* [WHAT YOU NEED TO DO]: Every line containing "title" should be copied out. Go through the entries and find them.

(Beginning of THE INPUT)

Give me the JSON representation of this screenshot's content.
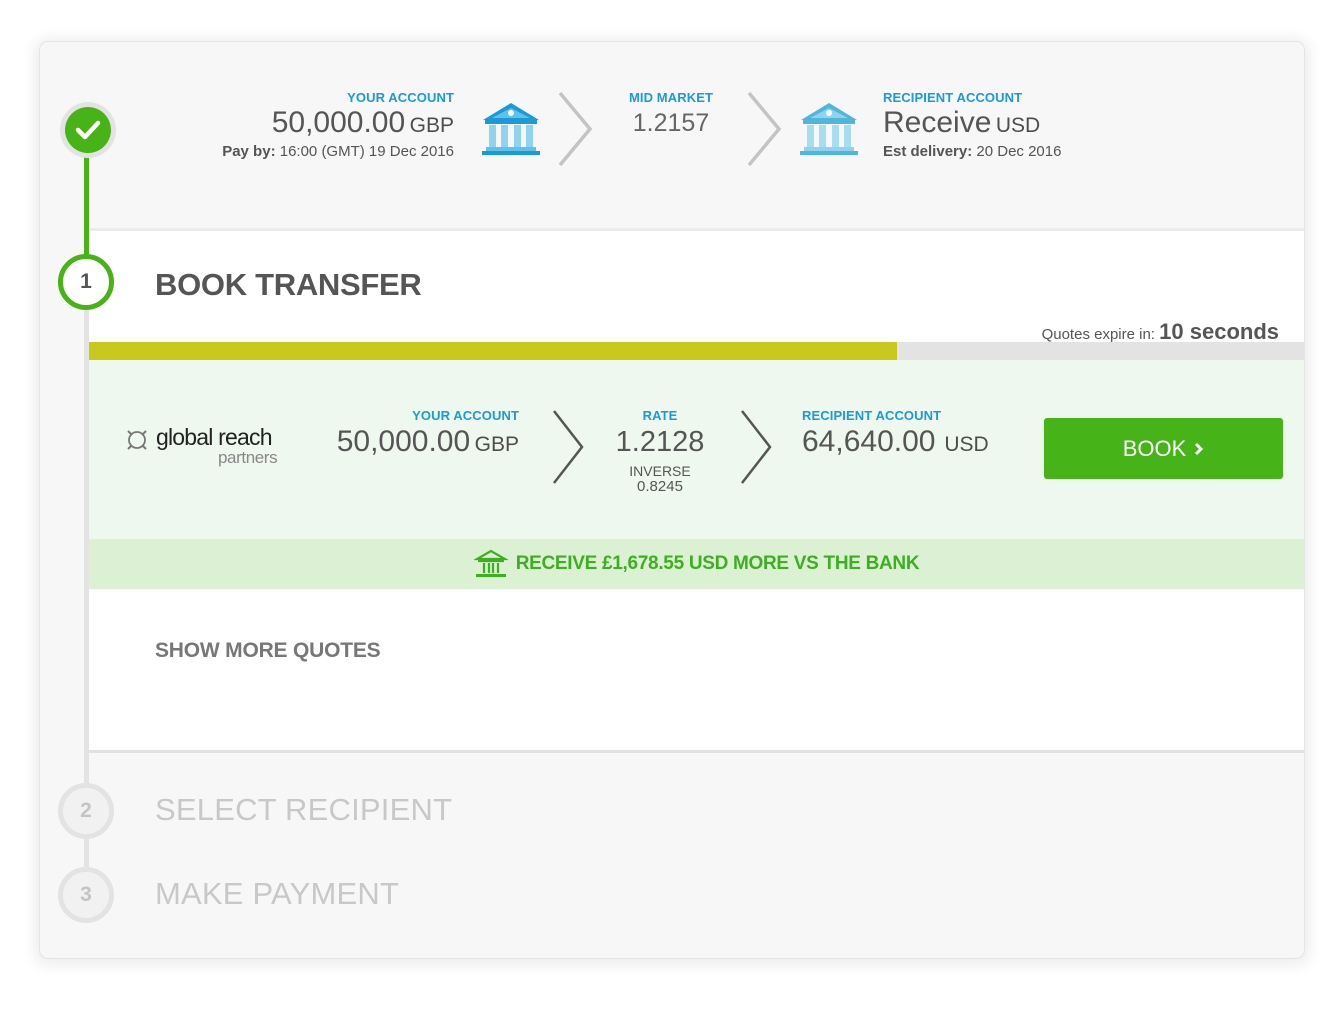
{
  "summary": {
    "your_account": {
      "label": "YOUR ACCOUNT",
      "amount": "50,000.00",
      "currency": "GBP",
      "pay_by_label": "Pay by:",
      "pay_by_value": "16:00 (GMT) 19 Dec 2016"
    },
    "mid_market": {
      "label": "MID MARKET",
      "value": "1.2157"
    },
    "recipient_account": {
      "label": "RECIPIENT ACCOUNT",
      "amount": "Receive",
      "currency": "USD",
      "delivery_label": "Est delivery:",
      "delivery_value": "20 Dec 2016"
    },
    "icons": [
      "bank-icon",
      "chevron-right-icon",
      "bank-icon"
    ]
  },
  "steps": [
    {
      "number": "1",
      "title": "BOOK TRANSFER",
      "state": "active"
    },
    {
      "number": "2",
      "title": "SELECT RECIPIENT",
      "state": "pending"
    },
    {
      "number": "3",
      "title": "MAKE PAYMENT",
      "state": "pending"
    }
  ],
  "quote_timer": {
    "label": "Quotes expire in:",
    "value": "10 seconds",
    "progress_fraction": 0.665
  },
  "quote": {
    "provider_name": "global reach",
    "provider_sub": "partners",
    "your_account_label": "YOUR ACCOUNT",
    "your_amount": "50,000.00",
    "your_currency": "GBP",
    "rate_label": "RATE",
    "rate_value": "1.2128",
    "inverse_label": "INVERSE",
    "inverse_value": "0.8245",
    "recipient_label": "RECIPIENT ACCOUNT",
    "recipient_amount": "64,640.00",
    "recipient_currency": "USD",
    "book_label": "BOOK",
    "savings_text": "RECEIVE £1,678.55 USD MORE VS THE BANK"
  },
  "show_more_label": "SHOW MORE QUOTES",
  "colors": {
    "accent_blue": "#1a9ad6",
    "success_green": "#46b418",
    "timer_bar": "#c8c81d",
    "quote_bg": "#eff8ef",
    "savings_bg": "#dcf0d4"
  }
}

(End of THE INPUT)

* [RESULT]:
      "title": "BOOK TRANSFER",
      "title": "SELECT RECIPIENT",
      "title": "MAKE PAYMENT",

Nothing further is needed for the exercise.